mysql> select * from mytable;
| date       | ref  |
| 2012-04-05 |    1 |
| 2012-04-06 |    2 |
| 2012-04-07 |    3 |
| 2012-04-08 |    4 |
| 2012-04-09 |    5 |
| 2012-04-10 |    6 |
| 2012-04-11 |    7 |
7 rows in set (0.00 sec)


I could have used a language like Perl, Python or Groovy, but in this case I chose a simple shell script.

The basic idea: call the ‘mysql’ command with a sequence of INSERT
statements. I’ve simplified this example to use just two columns – a date and an id. The inserting-the-data part is easy:

for id in 1 2 3 4 5 6 7
echo INSERT INTO blah \(date,ref\) VALUES \(...\);
done | mysql -u dbuser ...

The ‘for’ loop generates SQL statements on its standard output, which ‘mysql’ then executes line-by-line as it reads from the pipe.

The Date Calculations

To increment the date values, we can use a couple of features of the standard ‘date’ command. First, the format:

$ date +%Y-%m-%d
$ start=$(date +%Y-%m-%d)
$ echo $start

So that gets us nicely into ISO 8601 format, MySQL’s default. Now for adding days:

$ date --date "now + 1 day" +%Y-%m-%d

So our shell script becomes:

for id in 1 2 3 4 5 6 7
  newdate=$(date --date "now + $id days" +%Y-%m-%d)
  echo INSERT INTO mytable \(date,ref\) VALUES \(\"$newdate\",$id\)\;
done | mysql -u dbuser -p -h mydb

Bash Arithmetic

In my case I actually wanted to subtract days, so I could create a rolling ‘history’ of records, with the dates starting two days from today. (Also in my case, the ids were foreign keys.)

mysql> select * from mytable;
| date       | ref  |
| 2012-04-06 |   18 |
| 2012-04-05 |  351 |
| 2012-04-04 |  296 |
| 2012-04-03 |  550 |
| 2012-04-02 |  328 |
| 2012-04-01 |   19 |
| 2012-03-31 |   17 |
| 2012-03-30 |  549 |
| 2012-03-29 |  142 |
| 2012-03-28 |  551 |
10 rows in set (0.00 sec)


This can be done using bash’s Arithmetic Expansion construct, $((…)). I introduced a loop counter, i, incremented each time round the loop.

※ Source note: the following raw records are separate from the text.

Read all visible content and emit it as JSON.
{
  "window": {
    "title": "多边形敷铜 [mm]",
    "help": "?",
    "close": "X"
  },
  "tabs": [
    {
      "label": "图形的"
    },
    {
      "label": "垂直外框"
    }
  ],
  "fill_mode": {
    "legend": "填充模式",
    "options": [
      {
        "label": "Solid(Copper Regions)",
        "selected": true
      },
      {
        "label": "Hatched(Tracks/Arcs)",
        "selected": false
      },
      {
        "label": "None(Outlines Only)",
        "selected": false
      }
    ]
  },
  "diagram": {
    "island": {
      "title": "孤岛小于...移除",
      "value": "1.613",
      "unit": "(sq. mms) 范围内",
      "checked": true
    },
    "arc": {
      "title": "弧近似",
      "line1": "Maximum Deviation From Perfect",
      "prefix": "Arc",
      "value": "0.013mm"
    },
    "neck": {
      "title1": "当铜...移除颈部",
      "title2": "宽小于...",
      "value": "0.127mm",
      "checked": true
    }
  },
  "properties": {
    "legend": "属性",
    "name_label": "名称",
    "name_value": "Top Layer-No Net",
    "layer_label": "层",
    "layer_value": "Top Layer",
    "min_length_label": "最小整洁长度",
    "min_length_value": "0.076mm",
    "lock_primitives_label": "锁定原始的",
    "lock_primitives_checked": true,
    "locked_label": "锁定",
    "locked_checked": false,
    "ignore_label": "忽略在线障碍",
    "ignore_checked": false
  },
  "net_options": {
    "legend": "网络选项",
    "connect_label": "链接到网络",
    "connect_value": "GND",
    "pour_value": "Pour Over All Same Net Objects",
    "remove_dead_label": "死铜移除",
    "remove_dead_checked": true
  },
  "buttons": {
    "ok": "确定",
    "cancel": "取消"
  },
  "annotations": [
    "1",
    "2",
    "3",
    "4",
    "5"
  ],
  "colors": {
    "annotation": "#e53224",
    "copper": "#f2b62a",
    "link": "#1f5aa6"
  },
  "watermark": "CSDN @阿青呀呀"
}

The $((-i+2)) construct subtracts 2 from i and uses this value in the date argument:


for id in 18 351 296 550 328 19 17 549 142 551
  newdate=$(date --date "now + $((-i+2)) days" +%Y-%m-%d)
  echo INSERT INTO mytable \(date,ref\) VALUES \(\"$newdate\",$id\)\;
  let i++
done | mysql -u dbuser -p -h mydb

That’s it. Let me know if you found it helpful.